Good points on Dropbox as a consumer apps and not much on the corporate/enterprise solution.
It's up to IT Managers to take the plunge or not.
IT control is to measure at least load and traffic,security,... as it's an application not being managed by internal IT it's also a matter of services providing to the users. who's repsonsible for data availability
Its a nightmare for data security policies
IT has to embrace the cloud, but not by abdicating. Oxygen cloud has proven IT can provide cloud with control. It already has several dozen large enterprise IT shops deploying cloud drives to end users using enterprise IT infrastructure, including on-premise storage. Oxygen is a new model for enterprise cloud. Take a look at Oxygen Cloud to see the future.
Stronger data security is key (pun intended) to any ubiquitous-like data storage application...its very design makes this difficult to do. Kudos to Dropbox if they can evolve adhering to this concept and making data security a stronger reality in subsequent releases.
IT doesn't need to control it (unless there are governance issues) but it does need the assurance of it being secure.
It looks that Dropbox offer data protection features to their customer. From highlevel view point, it fulfill the basic preventive requirement. However we do not have idea of their IT infrastructure and operation.
Seems service provider do not have right doing the custodian of data. How about data owner? They do not know who's try to access his data. No log or alert will be provide from DropBox, Right?
this is a good app, but how to defend document lost or copy from unknown person. especially higher secured control tech to protected important document are needed.
Terms and conditions not written by a 4 year old would be a step in the right direction to corporate acceptability
With the company policy already integrated into AD, a better interaction with AD will enforce most of the data security needed.
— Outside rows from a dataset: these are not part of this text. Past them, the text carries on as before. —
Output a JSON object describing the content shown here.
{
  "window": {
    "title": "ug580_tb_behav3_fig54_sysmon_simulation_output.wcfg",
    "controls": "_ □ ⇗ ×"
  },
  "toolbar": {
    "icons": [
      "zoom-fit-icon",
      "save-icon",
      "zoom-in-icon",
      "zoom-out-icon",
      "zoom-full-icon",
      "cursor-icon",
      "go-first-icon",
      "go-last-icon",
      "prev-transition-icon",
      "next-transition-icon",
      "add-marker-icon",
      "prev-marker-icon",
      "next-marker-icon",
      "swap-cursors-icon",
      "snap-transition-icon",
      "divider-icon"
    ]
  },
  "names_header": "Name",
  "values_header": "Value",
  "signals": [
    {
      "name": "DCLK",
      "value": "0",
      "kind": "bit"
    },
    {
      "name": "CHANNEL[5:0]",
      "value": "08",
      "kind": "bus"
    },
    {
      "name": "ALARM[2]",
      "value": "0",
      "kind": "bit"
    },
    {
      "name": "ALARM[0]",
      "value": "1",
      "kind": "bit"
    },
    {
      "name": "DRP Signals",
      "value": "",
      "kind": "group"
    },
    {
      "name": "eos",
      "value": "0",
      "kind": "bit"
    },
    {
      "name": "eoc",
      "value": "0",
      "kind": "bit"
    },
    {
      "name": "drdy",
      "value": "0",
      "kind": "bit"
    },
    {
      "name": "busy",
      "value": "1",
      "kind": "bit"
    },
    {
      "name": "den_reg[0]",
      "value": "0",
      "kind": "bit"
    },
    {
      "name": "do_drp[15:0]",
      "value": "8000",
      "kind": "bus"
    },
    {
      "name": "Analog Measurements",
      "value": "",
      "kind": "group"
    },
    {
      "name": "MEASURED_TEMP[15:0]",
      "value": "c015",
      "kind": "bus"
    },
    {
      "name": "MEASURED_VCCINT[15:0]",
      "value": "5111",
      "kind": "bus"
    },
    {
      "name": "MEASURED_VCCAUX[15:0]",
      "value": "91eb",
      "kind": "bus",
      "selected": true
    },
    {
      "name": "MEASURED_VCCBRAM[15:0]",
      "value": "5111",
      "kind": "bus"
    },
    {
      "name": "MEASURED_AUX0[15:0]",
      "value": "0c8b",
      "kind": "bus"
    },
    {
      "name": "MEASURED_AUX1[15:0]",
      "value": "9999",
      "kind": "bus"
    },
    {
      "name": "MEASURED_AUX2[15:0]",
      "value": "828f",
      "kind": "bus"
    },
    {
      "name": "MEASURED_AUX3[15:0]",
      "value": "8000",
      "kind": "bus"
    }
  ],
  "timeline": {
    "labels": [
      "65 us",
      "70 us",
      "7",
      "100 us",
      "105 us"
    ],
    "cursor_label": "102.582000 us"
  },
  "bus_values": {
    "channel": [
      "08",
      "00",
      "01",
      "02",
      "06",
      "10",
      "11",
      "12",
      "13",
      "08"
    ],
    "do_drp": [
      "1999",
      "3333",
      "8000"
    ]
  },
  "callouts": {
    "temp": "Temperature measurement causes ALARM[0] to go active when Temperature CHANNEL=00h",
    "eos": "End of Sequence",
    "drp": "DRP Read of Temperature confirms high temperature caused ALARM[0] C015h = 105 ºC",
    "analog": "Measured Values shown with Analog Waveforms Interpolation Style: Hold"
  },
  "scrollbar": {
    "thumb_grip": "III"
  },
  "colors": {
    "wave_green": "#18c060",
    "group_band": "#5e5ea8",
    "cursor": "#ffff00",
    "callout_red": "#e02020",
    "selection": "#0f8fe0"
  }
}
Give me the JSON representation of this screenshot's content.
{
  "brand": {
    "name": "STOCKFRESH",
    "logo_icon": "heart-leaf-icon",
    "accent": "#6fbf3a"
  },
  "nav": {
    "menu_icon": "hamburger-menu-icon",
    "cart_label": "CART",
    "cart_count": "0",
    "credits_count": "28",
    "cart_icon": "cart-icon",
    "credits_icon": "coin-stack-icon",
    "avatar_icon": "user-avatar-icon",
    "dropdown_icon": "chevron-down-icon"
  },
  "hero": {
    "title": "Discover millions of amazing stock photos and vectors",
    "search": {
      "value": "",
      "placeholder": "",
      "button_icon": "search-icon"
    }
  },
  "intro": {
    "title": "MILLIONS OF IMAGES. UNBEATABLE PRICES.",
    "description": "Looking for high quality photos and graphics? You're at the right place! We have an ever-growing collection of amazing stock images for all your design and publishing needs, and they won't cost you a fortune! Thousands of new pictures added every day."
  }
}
Data security issue against small biz R&D team.
On-premise with security is the preferred option for control and compliance
The Dropbox client needs to be more secure